A good kid.
Someone who knew how to make them smile.
A young man who volunteered to help others.
A problem solver.
These were the words of friends and the members of the close-knit Muslim community Khaled Alchaar belonged to and whose lives he touched.
On Wednesday, they paid their last respects to him for nearly three hours at the mosque of the American Albanian Islamic Center of Wisconsin.
Alchaar, 19, of Pleasant Prairie, died Monday night after he was shot in a parking lot outside a Pleasant Prairie restaurant. No suspects were in custody, and police continue to investigate the homicide.
As his body lay in state in one room, mourners filled the parking lot at the mosque at the 6001 88th Ave.
In another part of the building, members of mosque and fellow Muslims observed daily prayers along with prayers for Alchaar before departing for Oakwood Cemetery in Somers, where he was buried in accordance with Islamic customs.
Abe Durrani of Kenosha remembered Alchaar, who was Durrani’s younger brother’s best friend. Durrani’s brother died of a heart condition when he was 11. Since then, he and Alchaar also became very close, if not best friends.
“He’s just a great caring, loving kid,” Durrani said. “He was always looking out for someone else, trying to help always. If he had something, you would have something.”
Durrani and Alchaar attended the University of Wisconsin-Parkside together, and for a time, Durrani also went to high school with him at Indian Trail High School and Academy.
“He was a great student. He was very popular in school. Everyone loved him,” he said. “He couldn’t fail to put a smile on everyone’s face. He was a beautiful kid.”
Shpetim Idrizi, son of Nick Idrizi, president of the Islamic society, said he has known the Alchaar family. He went to school with Alchaars brothers. The families are close, he said, and have been in Kenosha since the mosque was built in 1989.
“He was a good kid.
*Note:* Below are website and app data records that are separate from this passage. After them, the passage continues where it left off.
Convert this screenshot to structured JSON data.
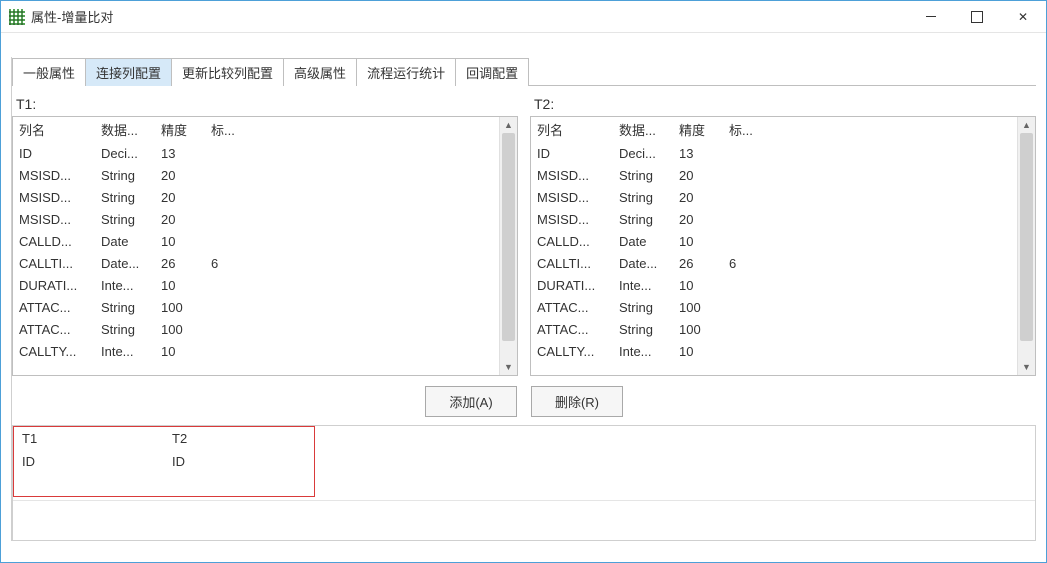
{
  "window": {
    "title": "属性-增量比对"
  },
  "tabs": [
    {
      "label": "一般属性"
    },
    {
      "label": "连接列配置"
    },
    {
      "label": "更新比较列配置"
    },
    {
      "label": "高级属性"
    },
    {
      "label": "流程运行统计"
    },
    {
      "label": "回调配置"
    }
  ],
  "active_tab_index": 1,
  "panes": {
    "left_label": "T1:",
    "right_label": "T2:"
  },
  "grid_headers": {
    "name": "列名",
    "dtype": "数据...",
    "prec": "精度",
    "scale": "标..."
  },
  "t1_rows": [
    {
      "name": "ID",
      "dtype": "Deci...",
      "prec": "13",
      "scale": ""
    },
    {
      "name": "MSISD...",
      "dtype": "String",
      "prec": "20",
      "scale": ""
    },
    {
      "name": "MSISD...",
      "dtype": "String",
      "prec": "20",
      "scale": ""
    },
    {
      "name": "MSISD...",
      "dtype": "String",
      "prec": "20",
      "scale": ""
    },
    {
      "name": "CALLD...",
      "dtype": "Date",
      "prec": "10",
      "scale": ""
    },
    {
      "name": "CALLTI...",
      "dtype": "Date...",
      "prec": "26",
      "scale": "6"
    },
    {
      "name": "DURATI...",
      "dtype": "Inte...",
      "prec": "10",
      "scale": ""
    },
    {
      "name": "ATTAC...",
      "dtype": "String",
      "prec": "100",
      "scale": ""
    },
    {
      "name": "ATTAC...",
      "dtype": "String",
      "prec": "100",
      "scale": ""
    },
    {
      "name": "CALLTY...",
      "dtype": "Inte...",
      "prec": "10",
      "scale": ""
    }
  ],
  "t2_rows": [
    {
      "name": "ID",
      "dtype": "Deci...",
      "prec": "13",
      "scale": ""
    },
    {
      "name": "MSISD...",
      "dtype": "String",
      "prec": "20",
      "scale": ""
    },
    {
      "name": "MSISD...",
      "dtype": "String",
      "prec": "20",
      "scale": ""
    },
    {
      "name": "MSISD...",
      "dtype": "String",
      "prec": "20",
      "scale": ""
    },
    {
      "name": "CALLD...",
      "dtype": "Date",
      "prec": "10",
      "scale": ""
    },
    {
      "name": "CALLTI...",
      "dtype": "Date...",
      "prec": "26",
      "scale": "6"
    },
    {
      "name": "DURATI...",
      "dtype": "Inte...",
      "prec": "10",
      "scale": ""
    },
    {
      "name": "ATTAC...",
      "dtype": "String",
      "prec": "100",
      "scale": ""
    },
    {
      "name": "ATTAC...",
      "dtype": "String",
      "prec": "100",
      "scale": ""
    },
    {
      "name": "CALLTY...",
      "dtype": "Inte...",
      "prec": "10",
      "scale": ""
    }
  ],
  "buttons": {
    "add": "添加(A)",
    "delete": "删除(R)"
  },
  "result": {
    "headers": {
      "c1": "T1",
      "c2": "T2"
    },
    "rows": [
      {
        "c1": "ID",
        "c2": "ID"
      }
    ]
  }
}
He was a normal 19-year-old kid, you know?” said Idrizi, still also stunned over his death. “This is the holy month of Ramadan, and we just got through fasting, and this is a time where the emphasis is on peace, and then this happens.”
Jamie Ferkin, of Kenosha, who has known Alchaar since they attended kindergarten at Jane Vernon Elementary, said his friend had a big heart.
“He was so kind-hearted. And, he always knew how to put a smile on everyone’s face,” he said. “He’s always been the same. Nothing every changed about him. He always made everyone around him a lot more happy.”
Tre Williams, a Kenosha area resident and who currently attends UW-Whitewater where he plays basketball, said he and Alchaar would play basketball in their free time, too.
“He was very outgoing. He loved to play sports. We went to the gym all the time,” said Williams who stood outside the mosque with a group of young men who came to pay their last respects. “We were all in a group, all best friends.”
They’d hang out at each other’s houses and often enjoyed going out to eat.
Every couple of days, Williams said he’d speak with him on the phone. Prior to his death, Williams said Alchaar had consulted with him because he was trying to sell a pair of shoes, and he’d asked Williams to help him.
“He was seeing if they were authentic or not,” Williams said. “He was a really good entrepreneur.”
“He was very calm and very friendly and just doing things for others,” said Dr. Syed Haider. “He was very giving. He did a lot of volunteering here and other places. He was a good role model.”
Haider called Alchaar a “problem solver” who was diplomatic in his demeanor around others. He was not a fighter and was “good kid.”
“Our community here, it’s such a peaceful place,” said Haider, referring to the Kenosha area. “I think (authorities) will eventually figure out what happen.”